by
The Supreme Court affirmed Defendant’s conviction of rape of a child, holding that each of Defendant’s claims on appeal failed. Specifically, the Court held (1) this Court declines to consider whether the district court erred in relying upon each of the factors previously articulated in State v. Shickles, 760 P.2d 291 (Utah 1998), to determine the admissibility of Defendant’s previous acts of child molestation because review of this claim was precluded by the invited error doctrine; (2) the district court did not err in admitting evidence of Defendant’s prior acts of child molestation; and (3) Defendant’s claim of ineffective assistance of counsel failed because he did not show that any of counsel’s alleged deficiencies constituted deficient performance and resulted in prejudice. View "State v Ring" on Justia Law

by
The Supreme Court overruled the relevant portions of State v. Finlayson, 994 P.2d 1243 (Utah 2000), and State v. Lee, 128 P.3d 1179 (Utah 2006), that set forth and recapped the common-law merger test and announced that the controlling test is set forth in Utah Code 76-1-402(1). Defendant was convicted of one count of aggravated assault and one count of aggravated kidnapping. On appeal, Defendant argued that the two convictions should have merged pursuant to State v. Finlayson, P.2d 1243 (Utah 2000), and that his trial counsel rendered ineffective assistance by not asking for an order to that effect. The court of appeals affirmed, holding that trial counsel was not ineffective because the convictions did not, in fact, merge. The Supreme Court affirmed, holding that, in view of the decision announced today, the court of appeals did not err in determining that Defendant’s trial counsel was not ineffective. View "State v. Wilder" on Justia Law

by
The court of appeals has the same authority to overturn its own precedent as does the Supreme Court and did not err in this case in concluding that collateral legal consequences will not be presumed when an appeal from a probation revocation has otherwise become moot.
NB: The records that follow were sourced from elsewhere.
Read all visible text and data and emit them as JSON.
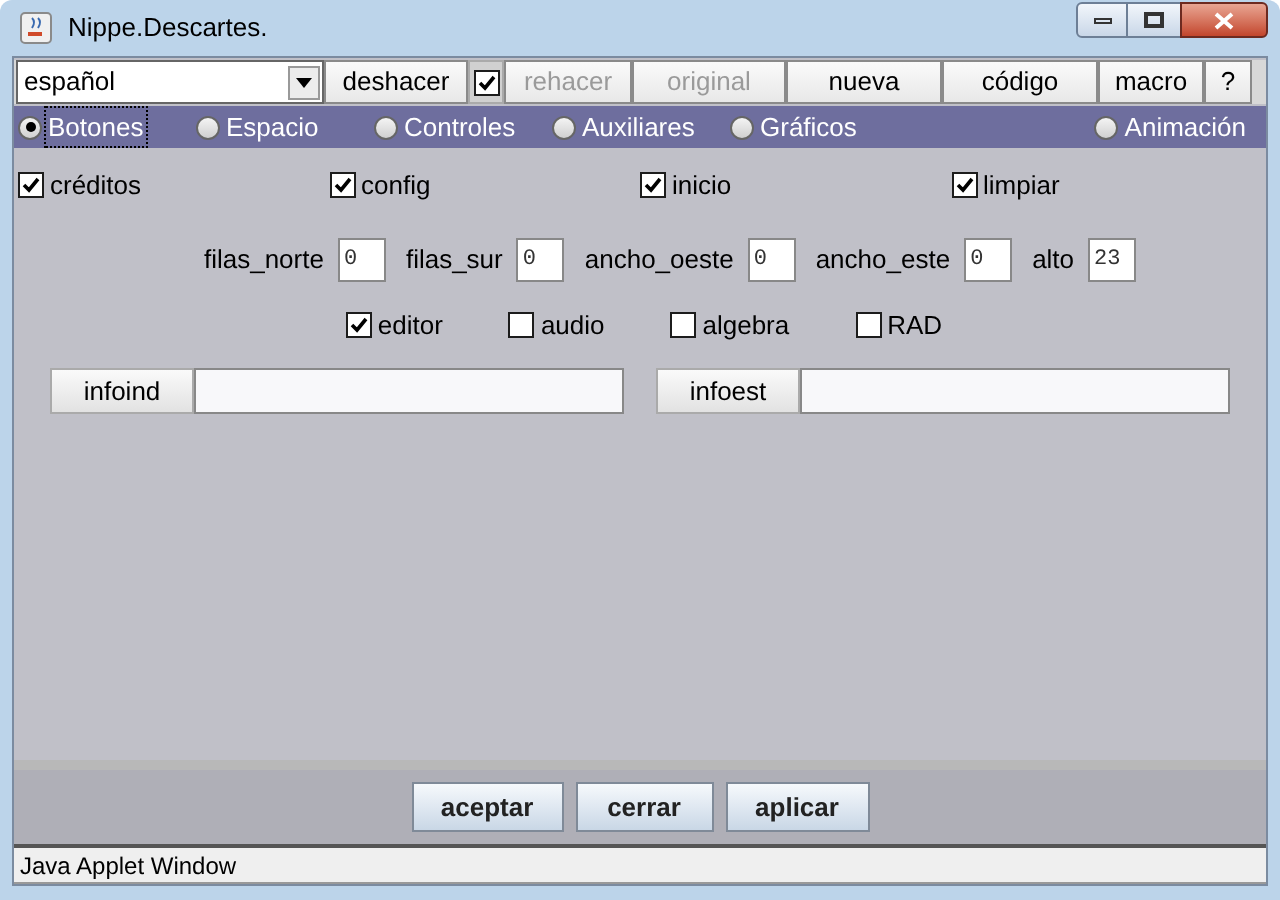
{
  "window": {
    "title": "Nippe.Descartes."
  },
  "toolbar": {
    "language": "español",
    "items": [
      {
        "kind": "button",
        "label": "deshacer",
        "disabled": false
      },
      {
        "kind": "checkbox",
        "checked": true
      },
      {
        "kind": "button",
        "label": "rehacer",
        "disabled": true
      },
      {
        "kind": "button",
        "label": "original",
        "disabled": true
      },
      {
        "kind": "button",
        "label": "nueva",
        "disabled": false
      },
      {
        "kind": "button",
        "label": "código",
        "disabled": false
      },
      {
        "kind": "button",
        "label": "macro",
        "disabled": false
      },
      {
        "kind": "button",
        "label": "?",
        "disabled": false
      }
    ]
  },
  "tabs": [
    {
      "label": "Botones",
      "selected": true
    },
    {
      "label": "Espacio",
      "selected": false
    },
    {
      "label": "Controles",
      "selected": false
    },
    {
      "label": "Auxiliares",
      "selected": false
    },
    {
      "label": "Gráficos",
      "selected": false
    },
    {
      "label": "Animación",
      "selected": false
    }
  ],
  "options": [
    {
      "label": "créditos",
      "checked": true
    },
    {
      "label": "config",
      "checked": true
    },
    {
      "label": "inicio",
      "checked": true
    },
    {
      "label": "limpiar",
      "checked": true
    }
  ],
  "fields": [
    {
      "label": "filas_norte",
      "value": "0"
    },
    {
      "label": "filas_sur",
      "value": "0"
    },
    {
      "label": "ancho_oeste",
      "value": "0"
    },
    {
      "label": "ancho_este",
      "value": "0"
    },
    {
      "label": "alto",
      "value": "23"
    }
  ],
  "extras": [
    {
      "label": "editor",
      "checked": true
    },
    {
      "label": "audio",
      "checked": false
    },
    {
      "label": "algebra",
      "checked": false
    },
    {
      "label": "RAD",
      "checked": false
    }
  ],
  "info": [
    {
      "label": "infoind"
    },
    {
      "label": "infoest"
    }
  ],
  "actions": [
    "aceptar",
    "cerrar",
    "aplicar"
  ],
  "status_bar": "Java Applet Window"
}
While Defendant’s appeal of the revocation of his probation was in process, Defendant completed the sentence required by the revocation and was released. Although two of its prior decisions had contradictory holdings, the court of appeals dismissed Defendant’s case as moot because of his release. The Supreme Court affirmed, holding (1) the court of appeals acted appropriately in overturning its prior precedent in this case; and (2) although collateral legal consequences are presumed to avoid mootness in appeals of criminal convictions, they are not presumed for appeals of probation revocations, and therefore, any defendant wishing to continue a moot appeal of a probation revocation must establish collateral legal consequences. View "State v. Legg" on Justia Law

by
The Supreme Court affirmed Defendant’s convictions of possession of drugs and drug paraphernalia, holding that the trial court did not err in denying Defendant’s motion to suppress evidence obtained during a Terry stop. Specifically, the Court held (1) when law enforcement officers stopped Defendant’s vehicle, they had reasonable suspicion to investigate two traffic violations and possible drug possession; (2) when the officers approached the vehicle they gained reasonable suspicion of driving under the influence; and (3) under Terry v. Ohio, 392 U.S. 1 (1968), the officers were entitled to detain Defendant for a reasonable time while they investigated these offenses. View "State v. Binks" on Justia Law